In this day and age being gay is a whole lot easier than it was say thirty to fifty years ago. Talk to any LGBT senior citizen and listen to them as they talk about things such as the Stonewall Riots and the AIDS crisis.
These things are a part of history and have helped to define the modern day LGBT rights movement. On the outside the movement looks united and fluid. Mainstream organizations like the Human Rights Campaign regularly lobby, fundraise, and release endorsements of corporations and big stars. The sad part of the LGBT rights movement is that there is the same fractures and divides that there is in the broader struggle for human rights.
There is a big divide. It is the same divide there is between worker and corporation. At the top of the LGBT rights movement are several powerful and very wealthy individuals who control the direction of the movement and all the money. The current focus of LGBT rights is the fight for marriage equality. But there are things that transcend marriage equality that need to be addressed.

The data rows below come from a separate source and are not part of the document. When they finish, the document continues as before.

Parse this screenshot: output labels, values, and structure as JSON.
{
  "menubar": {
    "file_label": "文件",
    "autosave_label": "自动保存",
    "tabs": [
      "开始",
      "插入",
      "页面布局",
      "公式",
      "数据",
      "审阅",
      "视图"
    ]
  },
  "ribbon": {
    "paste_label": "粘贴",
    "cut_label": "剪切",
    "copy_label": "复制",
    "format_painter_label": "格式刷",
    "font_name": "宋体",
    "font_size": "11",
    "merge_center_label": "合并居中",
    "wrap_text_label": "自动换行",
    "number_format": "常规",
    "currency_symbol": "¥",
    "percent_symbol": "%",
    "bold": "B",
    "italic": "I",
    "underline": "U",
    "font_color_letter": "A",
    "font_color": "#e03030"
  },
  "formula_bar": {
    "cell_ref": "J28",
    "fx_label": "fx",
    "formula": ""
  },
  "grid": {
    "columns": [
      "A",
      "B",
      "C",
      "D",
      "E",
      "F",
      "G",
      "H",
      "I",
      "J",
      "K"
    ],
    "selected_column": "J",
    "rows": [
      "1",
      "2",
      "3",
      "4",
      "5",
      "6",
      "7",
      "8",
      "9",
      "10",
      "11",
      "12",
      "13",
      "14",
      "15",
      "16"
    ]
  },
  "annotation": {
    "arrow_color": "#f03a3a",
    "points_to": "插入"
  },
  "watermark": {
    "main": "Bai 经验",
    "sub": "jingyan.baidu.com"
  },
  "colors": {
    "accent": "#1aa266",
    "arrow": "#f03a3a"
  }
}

Most rank and file sexual minorities are working class men and women. They may or may not have some kind of post secondary education; but they are not the rich and powerful corporate moguls that control all the wealth in the LGBT movement.
Poverty racks the LGBT community. 15% of gay and bisexual men live in poverty. The famous Kinsey study suggests that gays and bisexuals make up 10% of the population. So if our current population is 300,000,000 that means there’s about 30,000,000 gay and bisexual men. Add in the 15% and were looking at astonishing numbers of poverty.

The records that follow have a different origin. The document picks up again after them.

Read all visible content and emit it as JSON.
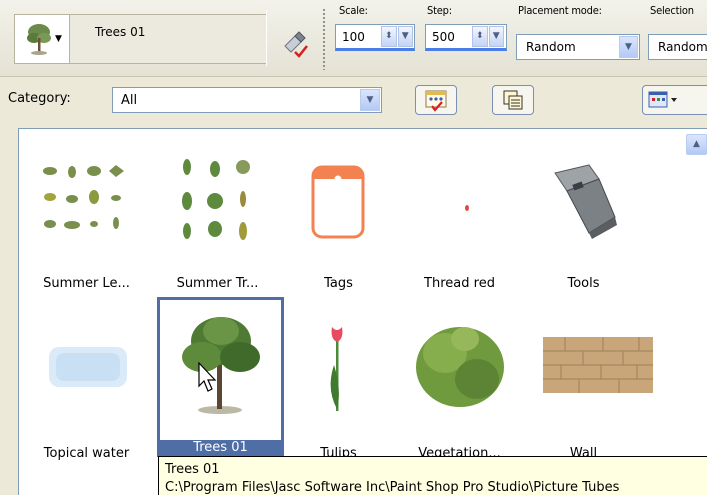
{
  "toolbar": {
    "tube_name": "Trees 01",
    "scale_label": "Scale:",
    "scale_value": "100",
    "step_label": "Step:",
    "step_value": "500",
    "placement_label": "Placement mode:",
    "placement_value": "Random",
    "selection_label": "Selection",
    "selection_value": "Random"
  },
  "category": {
    "label": "Category:",
    "value": "All"
  },
  "gallery": {
    "items": [
      {
        "name": "Summer Le...",
        "icon": "leaves-thumbnail"
      },
      {
        "name": "Summer Tr...",
        "icon": "trees-thumbnail"
      },
      {
        "name": "Tags",
        "icon": "tag-thumbnail"
      },
      {
        "name": "Thread red",
        "icon": "thread-thumbnail"
      },
      {
        "name": "Tools",
        "icon": "stapler-thumbnail"
      },
      {
        "name": "Topical water",
        "icon": "water-thumbnail"
      },
      {
        "name": "Trees 01",
        "icon": "tree-thumbnail",
        "selected": true
      },
      {
        "name": "Tulips",
        "icon": "tulip-thumbnail"
      },
      {
        "name": "Vegetation...",
        "icon": "bush-thumbnail"
      },
      {
        "name": "Wall",
        "icon": "wall-thumbnail"
      }
    ]
  },
  "tooltip": {
    "title": "Trees 01",
    "path": "C:\\Program Files\\Jasc Software Inc\\Paint Shop Pro Studio\\Picture Tubes"
  },
  "colors": {
    "selection": "#4f6ea5",
    "toolbar_bg": "#ece9d8",
    "tooltip_bg": "#ffffe1"
  }
}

Lesbians and transgender individuals are even at higher rates of poverty at 24% and 60% respective. So not only is there a disconnect between the working class of the LGBT community and its wealthy bankrollers but there are other factors as well.

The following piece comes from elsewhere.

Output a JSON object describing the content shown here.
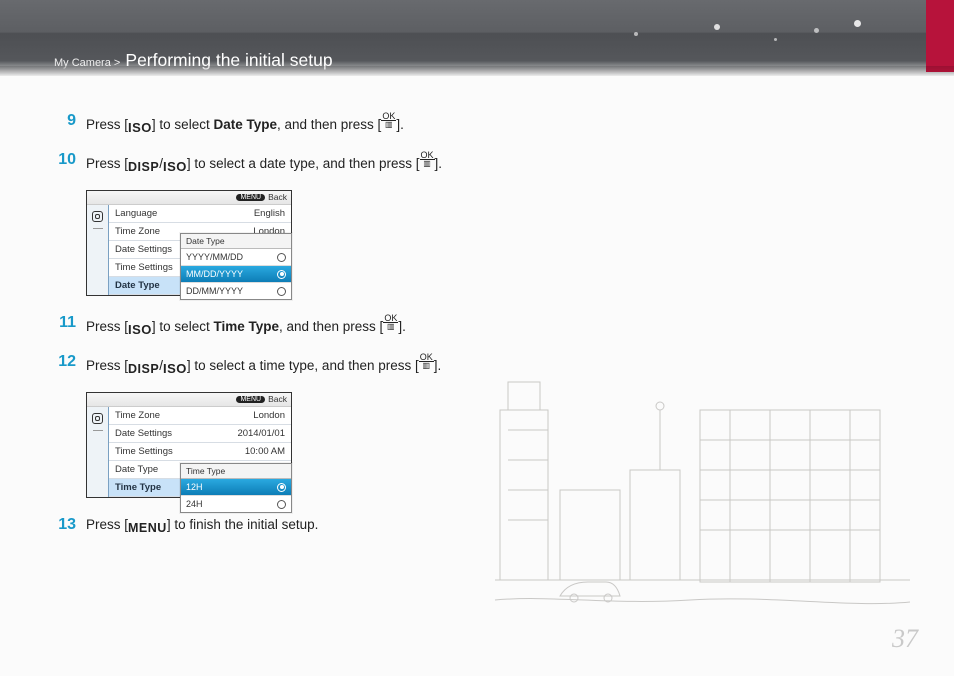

If one is a racial minority such as African American, Latino, or Native American and happens to be LGBT it’s a double edged sword. Not only are they dealing with poverty and discrimination from general society but they often face internal discrimination and stigmatization within their own communalities as well.
A gay Latino man faces a culture of Machismo or an overt masculine influence and the need to conform to traditional gender roles. A gay African American faces hostility from much of the traditional African American civil rights movement that circles around traditionally African Churches. Internal discrimination against LGBT Native Americans generally varies from tribe to tribe but it exists.
Another minority of LGBT people where discrimination and poverty exists heavily is LGBT people with disabilities. There’s no numbers or specifics generally on these people specifically. 62% of peoples with disabilities are unemployed. Millions live in poverty because of lack of services and job opportunities. Medical bills just simply pile up as these people struggle on a daily basis to care for themselves or to make it. LGBT people with disabilities face discrimination from their own fellow gays and lesbians. The casual observer including a gay man would assume that disabled people are asexual and incapable of having sex or a relationship.
The LGBT community is far from united. To the casual observer they seem to be quite happy with the progress their making. If anything could be further from the truth; in the community there’s racism, poverty, sexism, ableism etc. The list goes on and on.
So many gays and lesbians are marching forward on the marriage banner that they’re leaving broken pieces of other people and groups behind. If the LGBT movement would expand their objectives to cover issues like racism, poverty, income inequality, sexism, transphobia, and disability discrimination the movement would be much more inclusive and united and would be a true front for the working class.